* TASK TO COMPLETE:
Each line below should be copied exactly as it stands.

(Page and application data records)
------

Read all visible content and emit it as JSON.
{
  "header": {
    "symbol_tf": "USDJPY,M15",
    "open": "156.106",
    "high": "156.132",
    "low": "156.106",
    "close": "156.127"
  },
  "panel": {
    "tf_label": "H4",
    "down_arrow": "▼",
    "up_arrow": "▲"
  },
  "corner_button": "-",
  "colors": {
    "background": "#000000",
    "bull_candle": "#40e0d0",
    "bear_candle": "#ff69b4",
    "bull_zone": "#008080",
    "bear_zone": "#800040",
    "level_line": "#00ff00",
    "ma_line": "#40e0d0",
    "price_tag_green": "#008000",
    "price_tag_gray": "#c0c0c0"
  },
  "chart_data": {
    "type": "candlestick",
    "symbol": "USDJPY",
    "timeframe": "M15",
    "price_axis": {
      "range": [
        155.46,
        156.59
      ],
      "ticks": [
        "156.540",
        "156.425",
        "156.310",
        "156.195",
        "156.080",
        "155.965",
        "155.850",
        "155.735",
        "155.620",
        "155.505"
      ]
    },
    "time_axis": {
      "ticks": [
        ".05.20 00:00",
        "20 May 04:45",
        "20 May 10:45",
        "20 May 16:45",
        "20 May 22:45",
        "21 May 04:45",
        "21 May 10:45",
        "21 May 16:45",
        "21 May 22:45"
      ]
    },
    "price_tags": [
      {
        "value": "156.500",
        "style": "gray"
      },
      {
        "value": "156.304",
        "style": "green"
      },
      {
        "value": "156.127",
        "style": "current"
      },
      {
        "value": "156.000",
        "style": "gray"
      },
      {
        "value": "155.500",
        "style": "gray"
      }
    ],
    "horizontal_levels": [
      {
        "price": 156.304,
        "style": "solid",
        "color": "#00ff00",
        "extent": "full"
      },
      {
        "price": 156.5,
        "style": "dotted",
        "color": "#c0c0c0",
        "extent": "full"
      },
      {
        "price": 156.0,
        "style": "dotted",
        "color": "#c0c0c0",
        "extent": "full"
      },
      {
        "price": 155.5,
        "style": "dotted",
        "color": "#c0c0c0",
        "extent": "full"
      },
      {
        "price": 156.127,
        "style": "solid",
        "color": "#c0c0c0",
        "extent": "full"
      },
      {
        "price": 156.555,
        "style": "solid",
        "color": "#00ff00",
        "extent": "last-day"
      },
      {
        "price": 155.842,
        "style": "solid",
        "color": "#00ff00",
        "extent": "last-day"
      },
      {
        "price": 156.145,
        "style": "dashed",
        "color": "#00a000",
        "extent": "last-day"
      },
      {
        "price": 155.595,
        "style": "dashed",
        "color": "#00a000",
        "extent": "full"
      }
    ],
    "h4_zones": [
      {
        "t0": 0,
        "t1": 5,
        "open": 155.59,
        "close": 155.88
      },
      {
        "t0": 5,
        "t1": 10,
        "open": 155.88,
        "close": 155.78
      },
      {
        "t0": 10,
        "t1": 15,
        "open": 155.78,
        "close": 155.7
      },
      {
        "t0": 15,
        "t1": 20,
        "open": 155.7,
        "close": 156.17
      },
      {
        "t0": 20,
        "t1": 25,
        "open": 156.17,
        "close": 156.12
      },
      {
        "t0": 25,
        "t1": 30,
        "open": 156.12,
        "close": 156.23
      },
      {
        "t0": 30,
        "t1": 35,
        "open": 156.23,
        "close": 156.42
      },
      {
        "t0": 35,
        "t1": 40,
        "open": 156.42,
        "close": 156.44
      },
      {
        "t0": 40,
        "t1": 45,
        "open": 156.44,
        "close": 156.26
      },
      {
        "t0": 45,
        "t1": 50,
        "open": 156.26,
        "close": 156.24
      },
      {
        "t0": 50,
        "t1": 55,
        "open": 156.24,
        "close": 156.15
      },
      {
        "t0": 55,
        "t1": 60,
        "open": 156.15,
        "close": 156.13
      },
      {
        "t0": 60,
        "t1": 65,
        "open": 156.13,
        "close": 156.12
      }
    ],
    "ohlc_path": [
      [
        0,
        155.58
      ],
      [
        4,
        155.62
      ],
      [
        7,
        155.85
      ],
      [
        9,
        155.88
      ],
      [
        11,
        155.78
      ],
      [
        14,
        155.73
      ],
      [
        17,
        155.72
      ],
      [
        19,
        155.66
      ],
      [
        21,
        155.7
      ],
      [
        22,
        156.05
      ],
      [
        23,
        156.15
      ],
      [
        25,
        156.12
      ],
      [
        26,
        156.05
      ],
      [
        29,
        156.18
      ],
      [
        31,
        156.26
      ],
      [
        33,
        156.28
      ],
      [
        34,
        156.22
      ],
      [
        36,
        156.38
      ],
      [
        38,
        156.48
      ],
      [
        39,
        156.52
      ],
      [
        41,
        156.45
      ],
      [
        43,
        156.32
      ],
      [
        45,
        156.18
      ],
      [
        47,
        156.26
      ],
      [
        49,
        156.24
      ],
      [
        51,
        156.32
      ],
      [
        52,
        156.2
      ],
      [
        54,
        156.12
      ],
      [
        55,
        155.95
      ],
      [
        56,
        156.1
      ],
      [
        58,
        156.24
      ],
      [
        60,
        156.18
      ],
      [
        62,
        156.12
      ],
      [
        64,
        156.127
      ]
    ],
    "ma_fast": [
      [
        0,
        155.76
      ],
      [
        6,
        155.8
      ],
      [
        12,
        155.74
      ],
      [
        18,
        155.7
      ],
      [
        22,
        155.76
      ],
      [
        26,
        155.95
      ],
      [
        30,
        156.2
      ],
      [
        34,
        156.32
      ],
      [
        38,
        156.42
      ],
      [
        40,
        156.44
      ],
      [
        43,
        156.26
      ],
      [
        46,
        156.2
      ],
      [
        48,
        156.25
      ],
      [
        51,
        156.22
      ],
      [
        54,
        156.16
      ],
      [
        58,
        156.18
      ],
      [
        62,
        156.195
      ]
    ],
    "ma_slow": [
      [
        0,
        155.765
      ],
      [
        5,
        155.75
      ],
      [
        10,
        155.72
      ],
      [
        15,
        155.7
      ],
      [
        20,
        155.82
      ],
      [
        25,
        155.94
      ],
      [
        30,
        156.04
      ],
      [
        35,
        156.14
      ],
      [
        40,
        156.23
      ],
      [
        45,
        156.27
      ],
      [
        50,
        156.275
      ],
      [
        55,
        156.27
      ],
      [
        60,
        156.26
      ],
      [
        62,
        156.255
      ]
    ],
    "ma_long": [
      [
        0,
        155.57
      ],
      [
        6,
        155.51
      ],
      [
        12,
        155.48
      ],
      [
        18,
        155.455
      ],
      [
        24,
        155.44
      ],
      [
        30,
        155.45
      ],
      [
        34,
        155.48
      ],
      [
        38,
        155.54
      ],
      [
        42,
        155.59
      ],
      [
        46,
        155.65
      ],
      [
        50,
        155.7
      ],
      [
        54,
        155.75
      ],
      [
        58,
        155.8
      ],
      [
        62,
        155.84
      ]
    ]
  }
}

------

* TASK SOLUTION:
Read all visible content and emit it as JSON.
{
  "header": {
    "symbol_tf": "USDJPY,M15",
    "open": "156.106",
    "high": "156.132",
    "low": "156.106",
    "close": "156.127"
  },
  "panel": {
    "tf_label": "H4",
    "down_arrow": "▼",
    "up_arrow": "▲"
  },
  "corner_button": "-",
  "colors": {
    "background": "#000000",
    "bull_candle": "#40e0d0",
    "bear_candle": "#ff69b4",
    "bull_zone": "#008080",
    "bear_zone": "#800040",
    "level_line": "#00ff00",
    "ma_line": "#40e0d0",
    "price_tag_green": "#008000",
    "price_tag_gray": "#c0c0c0"
  },
  "chart_data": {
    "type": "candlestick",
    "symbol": "USDJPY",
    "timeframe": "M15",
    "price_axis": {
      "range": [
        155.46,
        156.59
      ],
      "ticks": [
        "156.540",
        "156.425",
        "156.310",
        "156.195",
        "156.080",
        "155.965",
        "155.850",
        "155.735",
        "155.620",
        "155.505"
      ]
    },
    "time_axis": {
      "ticks": [
        ".05.20 00:00",
        "20 May 04:45",
        "20 May 10:45",
        "20 May 16:45",
        "20 May 22:45",
        "21 May 04:45",
        "21 May 10:45",
        "21 May 16:45",
        "21 May 22:45"
      ]
    },
    "price_tags": [
      {
        "value": "156.500",
        "style": "gray"
      },
      {
        "value": "156.304",
        "style": "green"
      },
      {
        "value": "156.127",
        "style": "current"
      },
      {
        "value": "156.000",
        "style": "gray"
      },
      {
        "value": "155.500",
        "style": "gray"
      }
    ],
    "horizontal_levels": [
      {
        "price": 156.304,
        "style": "solid",
        "color": "#00ff00",
        "extent": "full"
      },
      {
        "price": 156.5,
        "style": "dotted",
        "color": "#c0c0c0",
        "extent": "full"
      },
      {
        "price": 156.0,
        "style": "dotted",
        "color": "#c0c0c0",
        "extent": "full"
      },
      {
        "price": 155.5,
        "style": "dotted",
        "color": "#c0c0c0",
        "extent": "full"
      },
      {
        "price": 156.127,
        "style": "solid",
        "color": "#c0c0c0",
        "extent": "full"
      },
      {
        "price": 156.555,
        "style": "solid",
        "color": "#00ff00",
        "extent": "last-day"
      },
      {
        "price": 155.842,
        "style": "solid",
        "color": "#00ff00",
        "extent": "last-day"
      },
      {
        "price": 156.145,
        "style": "dashed",
        "color": "#00a000",
        "extent": "last-day"
      },
      {
        "price": 155.595,
        "style": "dashed",
        "color": "#00a000",
        "extent": "full"
      }
    ],
    "h4_zones": [
      {
        "t0": 0,
        "t1": 5,
        "open": 155.59,
        "close": 155.88
      },
      {
        "t0": 5,
        "t1": 10,
        "open": 155.88,
        "close": 155.78
      },
      {
        "t0": 10,
        "t1": 15,
        "open": 155.78,
        "close": 155.7
      },
      {
        "t0": 15,
        "t1": 20,
        "open": 155.7,
        "close": 156.17
      },
      {
        "t0": 20,
        "t1": 25,
        "open": 156.17,
        "close": 156.12
      },
      {
        "t0": 25,
        "t1": 30,
        "open": 156.12,
        "close": 156.23
      },
      {
        "t0": 30,
        "t1": 35,
        "open": 156.23,
        "close": 156.42
      },
      {
        "t0": 35,
        "t1": 40,
        "open": 156.42,
        "close": 156.44
      },
      {
        "t0": 40,
        "t1": 45,
        "open": 156.44,
        "close": 156.26
      },
      {
        "t0": 45,
        "t1": 50,
        "open": 156.26,
        "close": 156.24
      },
      {
        "t0": 50,
        "t1": 55,
        "open": 156.24,
        "close": 156.15
      },
      {
        "t0": 55,
        "t1": 60,
        "open": 156.15,
        "close": 156.13
      },
      {
        "t0": 60,
        "t1": 65,
        "open": 156.13,
        "close": 156.12
      }
    ],
    "ohlc_path": [
      [
        0,
        155.58
      ],
      [
        4,
        155.62
      ],
      [
        7,
        155.85
      ],
      [
        9,
        155.88
      ],
      [
        11,
        155.78
      ],
      [
        14,
        155.73
      ],
      [
        17,
        155.72
      ],
      [
        19,
        155.66
      ],
      [
        21,
        155.7
      ],
      [
        22,
        156.05
      ],
      [
        23,
        156.15
      ],
      [
        25,
        156.12
      ],
      [
        26,
        156.05
      ],
      [
        29,
        156.18
      ],
      [
        31,
        156.26
      ],
      [
        33,
        156.28
      ],
      [
        34,
        156.22
      ],
      [
        36,
        156.38
      ],
      [
        38,
        156.48
      ],
      [
        39,
        156.52
      ],
      [
        41,
        156.45
      ],
      [
        43,
        156.32
      ],
      [
        45,
        156.18
      ],
      [
        47,
        156.26
      ],
      [
        49,
        156.24
      ],
      [
        51,
        156.32
      ],
      [
        52,
        156.2
      ],
      [
        54,
        156.12
      ],
      [
        55,
        155.95
      ],
      [
        56,
        156.1
      ],
      [
        58,
        156.24
      ],
      [
        60,
        156.18
      ],
      [
        62,
        156.12
      ],
      [
        64,
        156.127
      ]
    ],
    "ma_fast": [
      [
        0,
        155.76
      ],
      [
        6,
        155.8
      ],
      [
        12,
        155.74
      ],
      [
        18,
        155.7
      ],
      [
        22,
        155.76
      ],
      [
        26,
        155.95
      ],
      [
        30,
        156.2
      ],
      [
        34,
        156.32
      ],
      [
        38,
        156.42
      ],
      [
        40,
        156.44
      ],
      [
        43,
        156.26
      ],
      [
        46,
        156.2
      ],
      [
        48,
        156.25
      ],
      [
        51,
        156.22
      ],
      [
        54,
        156.16
      ],
      [
        58,
        156.18
      ],
      [
        62,
        156.195
      ]
    ],
    "ma_slow": [
      [
        0,
        155.765
      ],
      [
        5,
        155.75
      ],
      [
        10,
        155.72
      ],
      [
        15,
        155.7
      ],
      [
        20,
        155.82
      ],
      [
        25,
        155.94
      ],
      [
        30,
        156.04
      ],
      [
        35,
        156.14
      ],
      [
        40,
        156.23
      ],
      [
        45,
        156.27
      ],
      [
        50,
        156.275
      ],
      [
        55,
        156.27
      ],
      [
        60,
        156.26
      ],
      [
        62,
        156.255
      ]
    ],
    "ma_long": [
      [
        0,
        155.57
      ],
      [
        6,
        155.51
      ],
      [
        12,
        155.48
      ],
      [
        18,
        155.455
      ],
      [
        24,
        155.44
      ],
      [
        30,
        155.45
      ],
      [
        34,
        155.48
      ],
      [
        38,
        155.54
      ],
      [
        42,
        155.59
      ],
      [
        46,
        155.65
      ],
      [
        50,
        155.7
      ],
      [
        54,
        155.75
      ],
      [
        58,
        155.8
      ],
      [
        62,
        155.84
      ]
    ]
  }
}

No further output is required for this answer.